145: 2 Questions Every Seller Needs Answered
My wife and I recently closed on our old house. It had been on and off the market for about two and a half years. After trying to sell it myself a couple years ago and after months on the market with different, hard-working, accomplished agents, I had some questions for our family friend who listed it. Within a couple weeks of her convincing answers, the house was under contract to a couple moving here from North Carolina.
Two weeks after that, I heard my two questions again—this time from someone else, someone looking to sell their property at auction. I had the privilege to accompany a client, as they talked with a seller’s family. As I heard the questions, it hit me that they’re probably the same for almost every seller. I know other auctioneers field the same two questions, because my clients regularly ask me how to answer them.
How are you going to get it sold?
I don’t know about other sellers, but I felt that I had more to lose than the commissioned agent did. At the end of a standard 180-day agreement, they might be out the time they invested and whatever they spent in advertising; but I was going to be out $9,000 plus my time doing all the tasks related to selling a 25-year-old house. Like sellers that my clients serve every day, I wanted to know what skin the listing agent was going to put in the game.
Our agent agreed to a 30-day contract.
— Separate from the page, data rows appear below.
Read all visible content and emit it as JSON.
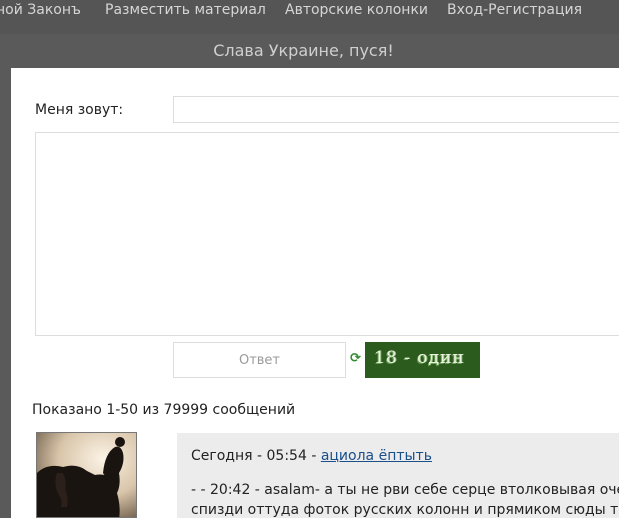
{
  "nav": {
    "items": [
      {
        "label": "ной Законъ"
      },
      {
        "label": "Разместить материал"
      },
      {
        "label": "Авторские колонки"
      },
      {
        "label": "Вход-Регистрация"
      }
    ]
  },
  "greeting": "Слава Украине, пуся!",
  "form": {
    "name_label": "Меня зовут:",
    "name_value": "",
    "message_value": "",
    "answer_placeholder": "Ответ",
    "captcha_text": "18 - один",
    "refresh_icon": "refresh-icon"
  },
  "messages": {
    "shown_text": "Показано 1-50 из 79999 сообщений",
    "items": [
      {
        "time": "Сегодня - 05:54 -",
        "author": "ациола ёптыть",
        "line1": "- - 20:42 - asalam- а ты не рви себе серце втолковывая очевид",
        "line2": "спизди оттуда фоток русских колонн и прямиком сюды тисни."
      }
    ]
  },
  "colors": {
    "captcha_bg": "#2b5b1d",
    "link": "#1a4f8a",
    "nav_bg": "#555555"
  }
}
She gave a pre-listing makeover punch list (with some surprising but intuitive suggestions). She supervised a contractor doing an install, while we were on vacation. She staged the house at no additional cost. She scheduled multiple open houses in the span of a week. Those are the kind of moves that show motivation and empathy.
I don’t know how you answer that question. Maybe it’s showing your successful sales rate. Maybe it’s illustrating your average differential between sale price and assessed value. Maybe it’s offering to buy the asset(s) or some sort of promise. Maybe it’s a marketing plan with a year’s worth of detailed analytics that show how many bidders and buyers you bring to an average auction and what media brought them.
Each seller will need something different to convince them. So, it’s a good idea to develop materials that offer as many convincing reasons as possible. Collect a range of anecdotes and testimonials that cover various seller situations. If you’ve sold your own assets in similar fashion, create a case study that details how what you do for sellers is what you did for yourself.
What are you going to do to market this asset?
This is a slightly different question. Here, the seller wants to know your competitive advantage. More specifically, they are looking for what makes your marketing plan superior to those of other vendors. Where will you advertise that they wouldn’t have considered? What tactics do you employ that your competitors don’t? If your sellers are like me, they’ll want to know what you’ll do differently for this promotional campaign because of specific aspects of your asset and current market conditions. Sellers want to know that you’ve done your homework, that you’ve done more homework than anyone else.
How do you prove that?
Again, this is where robust advertising analytics become a tremendous competitive advantage. If you’re leveraging Google URL builder, multiple URLs, and Google Analytics, you’re already ahead of 95% of the auction industry. If you’re also tracking your time by task, the attendance at inspections, and your cost per bidder per medium, you’re in the top percentile of the trade. If you can illustrate this data with charts or graphics, you’re almost untouchable.
If you leverage professional photography, staging, or other service, demonstrate how that adds value (or at least the impression of value). If you have a custom bidding platform or unique live event techniques, explain how those benefit the seller. If your terms make your auctions more approachable for a wider buyer base, unpack that concept for them.
If you can’t prove any of these competitive advantages, be ready to offer your services for a lower commission—or to take the auctions your competition isn’t fighting to get. If you can’t answer these two primary questions, you might want to brush up on your answers to different questions—the kind employers commonly ask during job interviews.
Stock image purchased from iStockPhoto.com.